ye

1
[ yee ]
/ yi /
|

pronoun

Archaic, except in some elevated or ecclesiastical prose Literary, or British Dialect.
  1. (used nominatively as the plural of thou especially in rhetorical, didactic, or poetic contexts, in addressing a group of persons or things): O ye of little faith; ye brooks and hills.
  2. (used nominatively for the second person singular, especially in polite address): Do ye not know me?
  3. (used objectively in the second person singular or plural): I have something to tell ye. Arise, the enemy is upon ye!
(used with mock seriousness in an invocation, mild oath, or the like): Ye gods and little fishes!

Nearby words

  1. yclad,
  2. yclept,
  3. yd,
  4. yd.,
  5. yds.,
  6. ye jianying,
  7. ye'se,
  8. yea,
  9. yeadon,
  10. yeager

Origin of ye

1
before 900; Middle English; Old English gē; cognate with Dutch gij, German ihr, Old Norse ēr, Gothic jus

ye

2
[ th ee; spelling pronunciation yee ]
/ ði; spelling pronunciation yi /

definite article Archaic.

Usage note

The word ye2 , as in Ye Olde Booke Shoppe, is simply an archaic spelling of the definite article the. The use of the letter Y was a printer's adaptation of the thorn, þ, the character in the Old English alphabet representing the th- sounds (th) and (th̸) in Modern English; Y was the closest symbol in the Roman alphabet. Originally, the form would have been rendered as or ye. The pronunciation [yee] /yi/ today is a spelling pronunciation.

thou

1
[ th ou ]
/ ðaʊ /

pronoun, singular, nominative thou; possessive thy or thine; objective thee; plural, nominative you or ye; possessive your or yours; objective you or ye.

Archaic except in some elevated or ecclesiastical prose. the personal pronoun of the second person singular in the nominative case (used to denote the person or thing addressed): Thou shalt not kill.
(used by the Friends) a familiar form of address of the second person singular.

verb (used with object)

to address as “thou.”

verb (used without object)

to use “thou” in discourse.

Origin of thou

1
before 900; Middle English; Old English thū; cognate with German, Middle Dutch du, Old Norse thū, Gothic thu, Old Irish tú, Welsh, Cornish ti, Latin tū, Doric Greek tý, Lithuanian tù, OCS ty; akin to Sanskrit tvam; (v.) late Middle English thowen, derivative of the pronoun

Dictionary.com Unabridged Based on the Random House Unabridged Dictionary, © Random House, Inc. 2019

Examples from the Web for ye


British Dictionary definitions for ye

ye

1
/ (jiː, unstressed ) /

pronoun

archaic, or dialect refers to more than one person including the person addressed but not including the speaker
Also: ee () dialect refers to one person addressedI tell ye

Word Origin for ye

Old English gē; related to Dutch gij, Old Norse ēr, Gothic jus

determiner

a form of the, used in conjunction with other putative archaic spellingsye olde oake

Word Origin for ye

from a misinterpretation of the as written in some Middle English texts.

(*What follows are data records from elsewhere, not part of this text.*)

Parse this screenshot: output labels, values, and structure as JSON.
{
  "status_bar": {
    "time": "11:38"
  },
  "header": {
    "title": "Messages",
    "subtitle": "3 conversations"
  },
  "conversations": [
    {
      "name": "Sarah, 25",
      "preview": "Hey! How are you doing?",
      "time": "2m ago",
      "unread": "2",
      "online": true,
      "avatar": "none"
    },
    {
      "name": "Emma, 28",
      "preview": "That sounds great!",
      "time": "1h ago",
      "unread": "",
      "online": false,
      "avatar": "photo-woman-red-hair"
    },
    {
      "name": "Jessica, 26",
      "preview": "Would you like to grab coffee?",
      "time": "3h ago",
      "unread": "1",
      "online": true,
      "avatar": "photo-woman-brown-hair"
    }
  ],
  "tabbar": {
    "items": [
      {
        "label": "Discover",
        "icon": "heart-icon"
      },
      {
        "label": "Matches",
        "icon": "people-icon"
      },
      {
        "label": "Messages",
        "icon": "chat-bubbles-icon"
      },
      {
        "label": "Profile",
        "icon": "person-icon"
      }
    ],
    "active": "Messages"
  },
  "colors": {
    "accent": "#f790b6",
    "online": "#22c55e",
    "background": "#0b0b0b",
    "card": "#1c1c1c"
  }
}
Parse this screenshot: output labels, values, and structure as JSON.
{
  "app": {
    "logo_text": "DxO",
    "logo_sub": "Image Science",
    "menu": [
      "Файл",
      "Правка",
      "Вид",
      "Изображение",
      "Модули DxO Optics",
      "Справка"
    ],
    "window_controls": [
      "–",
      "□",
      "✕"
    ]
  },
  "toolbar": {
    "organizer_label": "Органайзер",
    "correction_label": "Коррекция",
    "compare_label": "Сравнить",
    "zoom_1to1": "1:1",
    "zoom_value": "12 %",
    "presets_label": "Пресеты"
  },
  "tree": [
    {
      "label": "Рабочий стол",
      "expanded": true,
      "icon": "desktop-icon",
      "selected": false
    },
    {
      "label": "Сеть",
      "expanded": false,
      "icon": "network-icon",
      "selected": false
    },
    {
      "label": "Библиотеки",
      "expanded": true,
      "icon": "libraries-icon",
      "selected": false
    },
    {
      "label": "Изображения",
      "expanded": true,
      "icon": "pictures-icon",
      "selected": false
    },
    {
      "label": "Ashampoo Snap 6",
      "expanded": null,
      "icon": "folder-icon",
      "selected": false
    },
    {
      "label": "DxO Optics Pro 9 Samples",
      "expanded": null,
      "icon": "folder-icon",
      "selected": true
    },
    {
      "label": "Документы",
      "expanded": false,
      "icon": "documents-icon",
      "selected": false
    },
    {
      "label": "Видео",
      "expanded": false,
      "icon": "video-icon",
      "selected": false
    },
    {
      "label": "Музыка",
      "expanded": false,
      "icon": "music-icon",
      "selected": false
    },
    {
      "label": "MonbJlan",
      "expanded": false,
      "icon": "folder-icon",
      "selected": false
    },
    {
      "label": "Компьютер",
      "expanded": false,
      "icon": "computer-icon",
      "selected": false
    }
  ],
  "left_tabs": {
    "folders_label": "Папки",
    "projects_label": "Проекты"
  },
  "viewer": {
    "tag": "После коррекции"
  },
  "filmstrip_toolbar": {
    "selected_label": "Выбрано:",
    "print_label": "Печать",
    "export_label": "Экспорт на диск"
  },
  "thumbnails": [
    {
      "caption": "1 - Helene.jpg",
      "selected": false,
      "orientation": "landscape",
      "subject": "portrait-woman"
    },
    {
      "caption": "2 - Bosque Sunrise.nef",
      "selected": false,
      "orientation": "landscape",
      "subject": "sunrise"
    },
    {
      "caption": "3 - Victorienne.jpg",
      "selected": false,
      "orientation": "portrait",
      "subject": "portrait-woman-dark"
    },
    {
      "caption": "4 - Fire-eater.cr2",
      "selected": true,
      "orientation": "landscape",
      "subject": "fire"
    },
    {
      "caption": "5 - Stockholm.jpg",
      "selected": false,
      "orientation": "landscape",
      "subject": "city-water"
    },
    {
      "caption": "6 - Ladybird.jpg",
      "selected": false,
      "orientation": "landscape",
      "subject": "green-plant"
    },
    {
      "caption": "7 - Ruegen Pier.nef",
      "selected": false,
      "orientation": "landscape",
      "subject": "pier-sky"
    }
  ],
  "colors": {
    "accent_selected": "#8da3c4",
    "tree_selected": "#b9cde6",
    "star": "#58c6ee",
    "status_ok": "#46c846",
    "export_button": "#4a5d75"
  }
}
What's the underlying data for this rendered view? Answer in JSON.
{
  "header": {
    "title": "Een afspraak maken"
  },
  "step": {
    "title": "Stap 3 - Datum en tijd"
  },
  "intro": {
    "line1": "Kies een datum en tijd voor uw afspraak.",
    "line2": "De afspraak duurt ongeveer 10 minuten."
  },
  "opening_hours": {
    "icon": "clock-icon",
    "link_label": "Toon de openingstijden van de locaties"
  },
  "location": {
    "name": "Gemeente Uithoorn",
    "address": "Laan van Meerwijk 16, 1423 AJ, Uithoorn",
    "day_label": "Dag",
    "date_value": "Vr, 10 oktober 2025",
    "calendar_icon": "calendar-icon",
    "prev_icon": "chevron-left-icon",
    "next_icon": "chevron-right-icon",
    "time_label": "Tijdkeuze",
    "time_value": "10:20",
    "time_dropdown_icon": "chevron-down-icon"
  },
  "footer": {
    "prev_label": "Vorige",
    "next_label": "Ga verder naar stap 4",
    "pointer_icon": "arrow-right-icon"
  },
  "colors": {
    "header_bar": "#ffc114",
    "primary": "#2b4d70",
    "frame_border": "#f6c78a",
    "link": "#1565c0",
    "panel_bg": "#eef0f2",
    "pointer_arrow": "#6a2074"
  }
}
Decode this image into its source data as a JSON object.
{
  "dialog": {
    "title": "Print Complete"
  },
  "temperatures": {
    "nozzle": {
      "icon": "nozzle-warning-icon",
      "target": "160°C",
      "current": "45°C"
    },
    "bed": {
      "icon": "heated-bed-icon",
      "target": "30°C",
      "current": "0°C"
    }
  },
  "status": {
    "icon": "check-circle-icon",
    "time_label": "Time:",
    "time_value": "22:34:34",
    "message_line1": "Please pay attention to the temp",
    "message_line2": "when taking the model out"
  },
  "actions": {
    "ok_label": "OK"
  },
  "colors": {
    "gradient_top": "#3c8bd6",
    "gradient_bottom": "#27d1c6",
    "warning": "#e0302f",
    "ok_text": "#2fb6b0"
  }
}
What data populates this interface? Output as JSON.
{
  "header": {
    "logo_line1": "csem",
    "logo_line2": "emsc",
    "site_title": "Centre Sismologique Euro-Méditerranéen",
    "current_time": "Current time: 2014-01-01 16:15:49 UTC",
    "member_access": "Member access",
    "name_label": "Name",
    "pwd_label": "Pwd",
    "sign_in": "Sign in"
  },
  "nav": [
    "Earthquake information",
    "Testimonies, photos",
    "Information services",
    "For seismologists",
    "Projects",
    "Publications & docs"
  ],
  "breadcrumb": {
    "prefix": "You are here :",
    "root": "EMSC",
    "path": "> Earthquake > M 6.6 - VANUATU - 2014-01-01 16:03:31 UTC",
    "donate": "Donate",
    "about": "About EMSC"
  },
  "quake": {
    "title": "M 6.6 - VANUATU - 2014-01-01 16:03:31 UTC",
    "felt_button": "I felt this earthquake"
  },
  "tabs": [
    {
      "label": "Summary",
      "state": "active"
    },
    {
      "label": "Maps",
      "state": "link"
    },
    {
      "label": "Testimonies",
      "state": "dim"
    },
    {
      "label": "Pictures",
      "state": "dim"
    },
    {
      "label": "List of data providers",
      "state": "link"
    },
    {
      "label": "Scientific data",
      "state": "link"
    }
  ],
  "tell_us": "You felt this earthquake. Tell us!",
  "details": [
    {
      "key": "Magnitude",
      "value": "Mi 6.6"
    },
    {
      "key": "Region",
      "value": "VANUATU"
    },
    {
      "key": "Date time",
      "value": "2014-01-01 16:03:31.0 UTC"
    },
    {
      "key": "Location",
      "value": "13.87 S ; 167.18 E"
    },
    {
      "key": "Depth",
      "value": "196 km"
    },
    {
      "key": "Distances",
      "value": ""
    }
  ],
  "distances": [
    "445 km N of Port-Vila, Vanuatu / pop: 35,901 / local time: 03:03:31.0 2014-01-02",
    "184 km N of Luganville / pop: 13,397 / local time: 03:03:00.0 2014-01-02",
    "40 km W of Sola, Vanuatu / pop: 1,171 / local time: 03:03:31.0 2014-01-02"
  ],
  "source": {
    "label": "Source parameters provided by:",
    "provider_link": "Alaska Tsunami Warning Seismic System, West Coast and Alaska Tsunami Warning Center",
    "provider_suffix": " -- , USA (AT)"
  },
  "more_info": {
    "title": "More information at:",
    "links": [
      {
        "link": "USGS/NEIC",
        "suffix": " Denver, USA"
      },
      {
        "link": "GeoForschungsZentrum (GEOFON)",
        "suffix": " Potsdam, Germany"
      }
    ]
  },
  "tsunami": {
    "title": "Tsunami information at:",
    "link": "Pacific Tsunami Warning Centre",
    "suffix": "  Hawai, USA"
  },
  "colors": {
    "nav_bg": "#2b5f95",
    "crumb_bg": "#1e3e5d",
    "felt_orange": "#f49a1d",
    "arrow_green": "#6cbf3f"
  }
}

The runic letter thorn (Þ, representing th) was incorrectly transcribed as y because of a resemblance in their shapes

the internet domain name for

Yemen

thou

1
/ (ðaʊ) /

pronoun (subjective)

archaic, dialect refers to the person addressed: used mainly in familiar address or to a younger person or inferior
(usually capital) refers to God when addressed in prayer, etc

Word Origin for thou

Old English thū; related to Old Saxon thū, Old High German du, Old Norse thū, Latin tū, Doric Greek tu

thou

2
/ (θaʊ) /

noun plural thous or thou

one thousandth of an inch. 1 thou is equal to 0.0254 millimetre
informal short for thousand
Collins English Dictionary - Complete & Unabridged 2012 Digital Edition © William Collins Sons & Co. Ltd. 1979, 1986 © HarperCollins Publishers 1998, 2000, 2003, 2005, 2006, 2007, 2009, 2012

Word Origin and History for ye
Online Etymology Dictionary, © 2010 Douglas Harper